**What to produce:** In the listing below, tally each line that contains "youngrobert". Reply with the total only.

-- Data listing follows --

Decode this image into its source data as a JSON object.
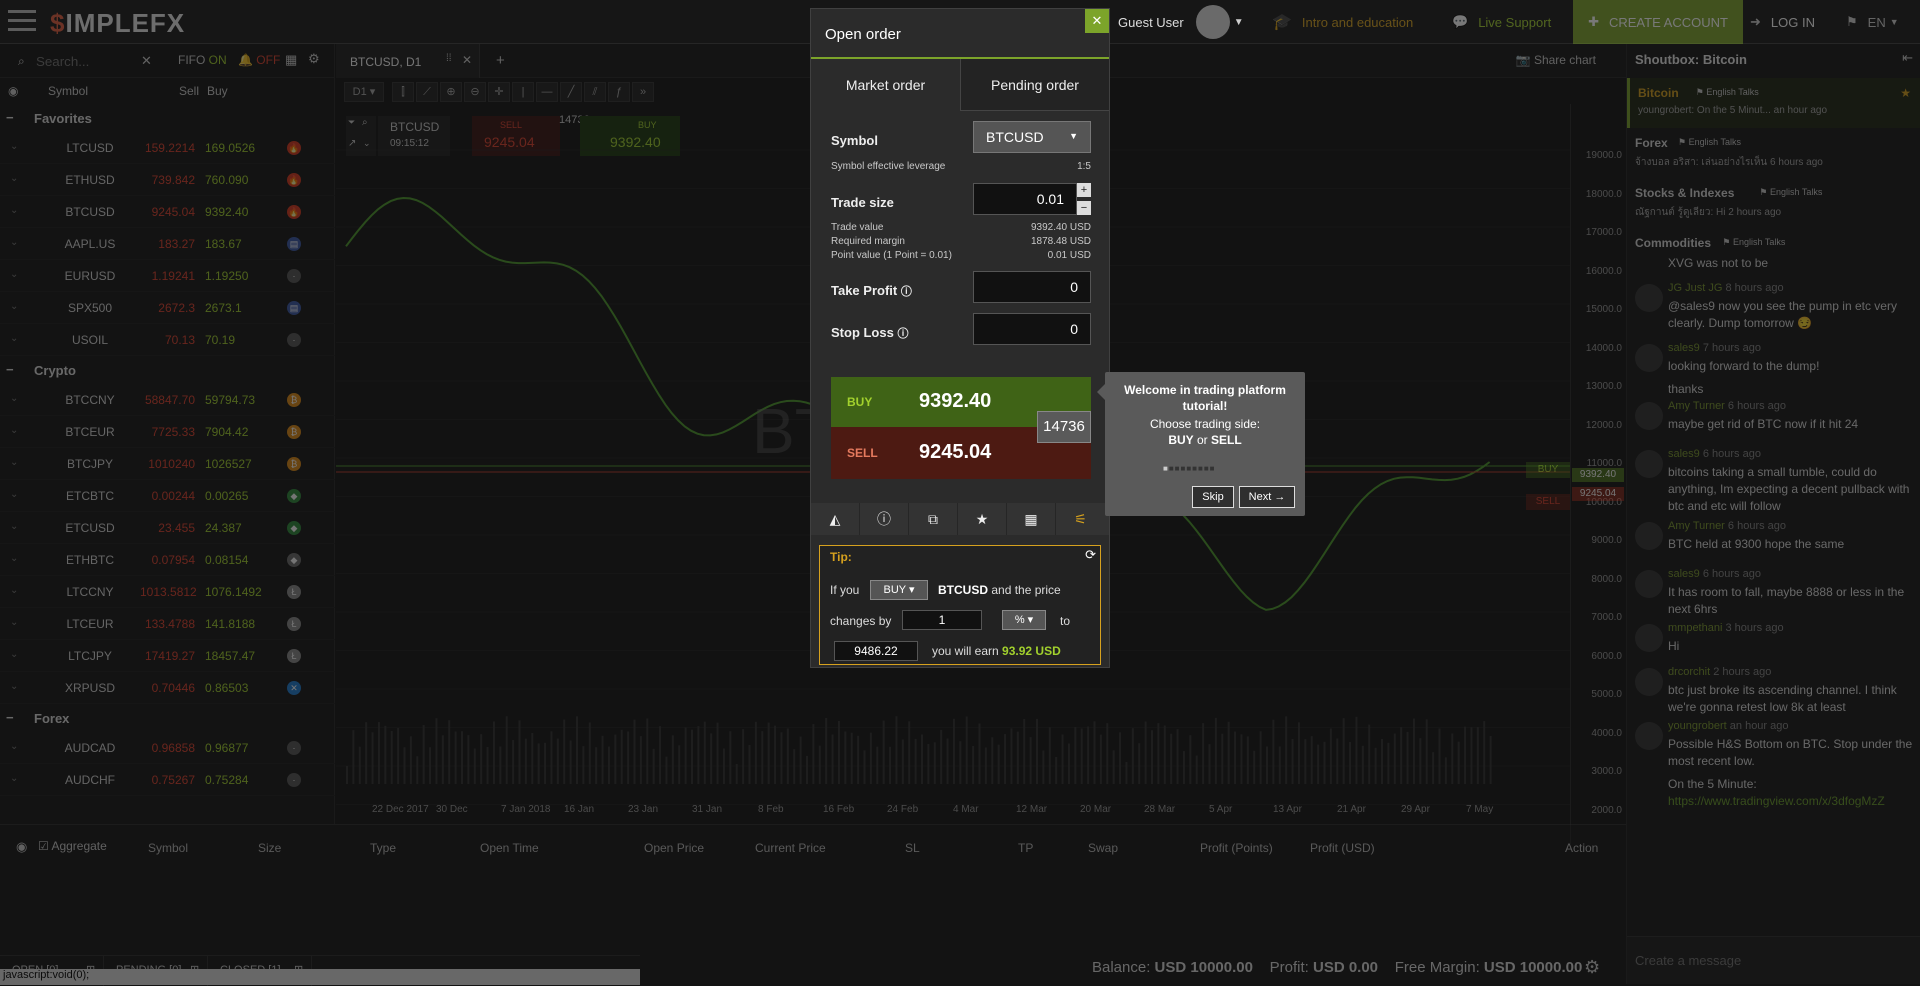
{
  "brand": {
    "logo_pre": "$",
    "logo_text": "IMPLEFX"
  },
  "topbar": {
    "guest": "Guest User",
    "intro": "Intro and education",
    "support": "Live Support",
    "create": "CREATE ACCOUNT",
    "login": "LOG IN",
    "lang": "EN"
  },
  "watchlist": {
    "search_placeholder": "Search...",
    "fifo_label": "FIFO",
    "fifo_on": "ON",
    "off_label": "OFF",
    "col_symbol": "Symbol",
    "col_sell": "Sell",
    "col_buy": "Buy",
    "groups": [
      {
        "name": "Favorites",
        "rows": [
          {
            "sym": "LTCUSD",
            "sell": "159.2214",
            "buy": "169.0526",
            "icon": "flame-icon"
          },
          {
            "sym": "ETHUSD",
            "sell": "739.842",
            "buy": "760.090",
            "icon": "flame-icon"
          },
          {
            "sym": "BTCUSD",
            "sell": "9245.04",
            "buy": "9392.40",
            "icon": "flame-icon"
          },
          {
            "sym": "AAPL.US",
            "sell": "183.27",
            "buy": "183.67",
            "icon": "us-flag-icon"
          },
          {
            "sym": "EURUSD",
            "sell": "1.19241",
            "buy": "1.19250",
            "icon": "curr-icon"
          },
          {
            "sym": "SPX500",
            "sell": "2672.3",
            "buy": "2673.1",
            "icon": "us-flag-icon"
          },
          {
            "sym": "USOIL",
            "sell": "70.13",
            "buy": "70.19",
            "icon": "curr-icon"
          }
        ]
      },
      {
        "name": "Crypto",
        "rows": [
          {
            "sym": "BTCCNY",
            "sell": "58847.70",
            "buy": "59794.73",
            "icon": "bitcoin-icon"
          },
          {
            "sym": "BTCEUR",
            "sell": "7725.33",
            "buy": "7904.42",
            "icon": "bitcoin-icon"
          },
          {
            "sym": "BTCJPY",
            "sell": "1010240",
            "buy": "1026527",
            "icon": "bitcoin-icon"
          },
          {
            "sym": "ETCBTC",
            "sell": "0.00244",
            "buy": "0.00265",
            "icon": "etc-icon"
          },
          {
            "sym": "ETCUSD",
            "sell": "23.455",
            "buy": "24.387",
            "icon": "etc-icon"
          },
          {
            "sym": "ETHBTC",
            "sell": "0.07954",
            "buy": "0.08154",
            "icon": "eth-icon"
          },
          {
            "sym": "LTCCNY",
            "sell": "1013.5812",
            "buy": "1076.1492",
            "icon": "ltc-icon"
          },
          {
            "sym": "LTCEUR",
            "sell": "133.4788",
            "buy": "141.8188",
            "icon": "ltc-icon"
          },
          {
            "sym": "LTCJPY",
            "sell": "17419.27",
            "buy": "18457.47",
            "icon": "ltc-icon"
          },
          {
            "sym": "XRPUSD",
            "sell": "0.70446",
            "buy": "0.86503",
            "icon": "xrp-icon"
          }
        ]
      },
      {
        "name": "Forex",
        "rows": [
          {
            "sym": "AUDCAD",
            "sell": "0.96858",
            "buy": "0.96877",
            "icon": "curr-icon"
          },
          {
            "sym": "AUDCHF",
            "sell": "0.75267",
            "buy": "0.75284",
            "icon": "curr-icon"
          }
        ]
      }
    ]
  },
  "chart": {
    "tab": "BTCUSD, D1",
    "timeframe": "D1",
    "share": "Share chart",
    "quote_symbol": "BTCUSD",
    "quote_time": "09:15:12",
    "quote_sell_label": "SELL",
    "quote_sell": "9245.04",
    "quote_buy_label": "BUY",
    "quote_buy": "9392.40",
    "spread": "14736",
    "watermark": "BTC",
    "yticks": [
      "19000.0",
      "18000.0",
      "17000.0",
      "16000.0",
      "15000.0",
      "14000.0",
      "13000.0",
      "12000.0",
      "11000.0",
      "10000.0",
      "9000.0",
      "8000.0",
      "7000.0",
      "6000.0",
      "5000.0",
      "4000.0",
      "3000.0",
      "2000.0"
    ],
    "xticks": [
      "22 Dec 2017",
      "30 Dec",
      "7 Jan 2018",
      "16 Jan",
      "23 Jan",
      "31 Jan",
      "8 Feb",
      "16 Feb",
      "24 Feb",
      "4 Mar",
      "12 Mar",
      "20 Mar",
      "28 Mar",
      "5 Apr",
      "13 Apr",
      "21 Apr",
      "29 Apr",
      "7 May"
    ],
    "buy_tag": "BUY",
    "buy_price": "9392.40",
    "sell_tag": "SELL",
    "sell_price": "9245.04"
  },
  "positions": {
    "aggregate": "Aggregate",
    "cols": [
      "Symbol",
      "Size",
      "Type",
      "Open Time",
      "Open Price",
      "Current Price",
      "SL",
      "TP",
      "Swap",
      "Profit (Points)",
      "Profit (USD)",
      "Action"
    ],
    "tabs": [
      "OPEN [0]",
      "PENDING [0]",
      "CLOSED [1]"
    ],
    "status_url": "javascript:void(0);",
    "balance_label": "Balance:",
    "balance": "USD 10000.00",
    "profit_label": "Profit:",
    "profit": "USD 0.00",
    "margin_label": "Free Margin:",
    "margin": "USD 10000.00"
  },
  "modal": {
    "title": "Open order",
    "tab_market": "Market order",
    "tab_pending": "Pending order",
    "symbol_label": "Symbol",
    "symbol_value": "BTCUSD",
    "leverage_label": "Symbol effective leverage",
    "leverage": "1:5",
    "tradesize_label": "Trade size",
    "tradesize": "0.01",
    "tv_label": "Trade value",
    "tv": "9392.40 USD",
    "rm_label": "Required margin",
    "rm": "1878.48 USD",
    "pv_label": "Point value (1 Point = 0.01)",
    "pv": "0.01 USD",
    "tp_label": "Take Profit",
    "tp": "0",
    "sl_label": "Stop Loss",
    "sl": "0",
    "buy_label": "BUY",
    "buy_price": "9392.40",
    "sell_label": "SELL",
    "sell_price": "9245.04",
    "spread": "14736",
    "tip_title": "Tip:",
    "tip_if": "If you",
    "tip_side": "BUY",
    "tip_symbol": "BTCUSD",
    "tip_andprice": "and the price",
    "tip_changes": "changes by",
    "tip_amount": "1",
    "tip_unit": "%",
    "tip_to": "to",
    "tip_target": "9486.22",
    "tip_earn": "you will earn",
    "tip_earn_value": "93.92 USD"
  },
  "tour": {
    "title": "Welcome in trading platform tutorial!",
    "line2": "Choose trading side:",
    "buy": "BUY",
    "or": "or",
    "sell": "SELL",
    "skip": "Skip",
    "next": "Next →"
  },
  "shoutbox": {
    "title": "Shoutbox: Bitcoin",
    "rooms": [
      {
        "name": "Bitcoin",
        "lang": "English Talks",
        "last": "youngrobert: On the 5 Minut...",
        "time": "an hour ago"
      },
      {
        "name": "Forex",
        "lang": "English Talks",
        "last": "จ้างบอล อริสา: เล่นอย่างไรเห็น",
        "time": "6 hours ago"
      },
      {
        "name": "Stocks & Indexes",
        "lang": "English Talks",
        "last": "ณัฐกานต์ รู้ดูเลียว: Hi",
        "time": "2 hours ago"
      },
      {
        "name": "Commodities",
        "lang": "English Talks",
        "last": "",
        "time": ""
      }
    ],
    "first_text": "XVG was not to be",
    "messages": [
      {
        "user": "JG Just JG",
        "time": "8 hours ago",
        "text": "@sales9 now you see the pump in etc very clearly. Dump tomorrow 😏"
      },
      {
        "user": "sales9",
        "time": "7 hours ago",
        "text": "looking forward to the dump!",
        "text2": "thanks"
      },
      {
        "user": "Amy Turner",
        "time": "6 hours ago",
        "text": "maybe get rid of BTC now if it hit 24"
      },
      {
        "user": "sales9",
        "time": "6 hours ago",
        "text": "bitcoins taking a small tumble, could do anything, Im expecting a decent pullback with btc and etc will follow"
      },
      {
        "user": "Amy Turner",
        "time": "6 hours ago",
        "text": "BTC held at 9300 hope the same"
      },
      {
        "user": "sales9",
        "time": "6 hours ago",
        "text": "It has room to fall, maybe 8888 or less in the next 6hrs"
      },
      {
        "user": "mmpethani",
        "time": "3 hours ago",
        "text": "Hi"
      },
      {
        "user": "drcorchit",
        "time": "2 hours ago",
        "text": "btc just broke its ascending channel. I think we're gonna retest low 8k at least"
      },
      {
        "user": "youngrobert",
        "time": "an hour ago",
        "text": "Possible H&S Bottom on BTC. Stop under the most recent low.",
        "text2": "On the 5 Minute:",
        "link": "https://www.tradingview.com/x/3dfogMzZ"
      }
    ],
    "placeholder": "Create a message"
  }
}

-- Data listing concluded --

**Solution for this task:** 2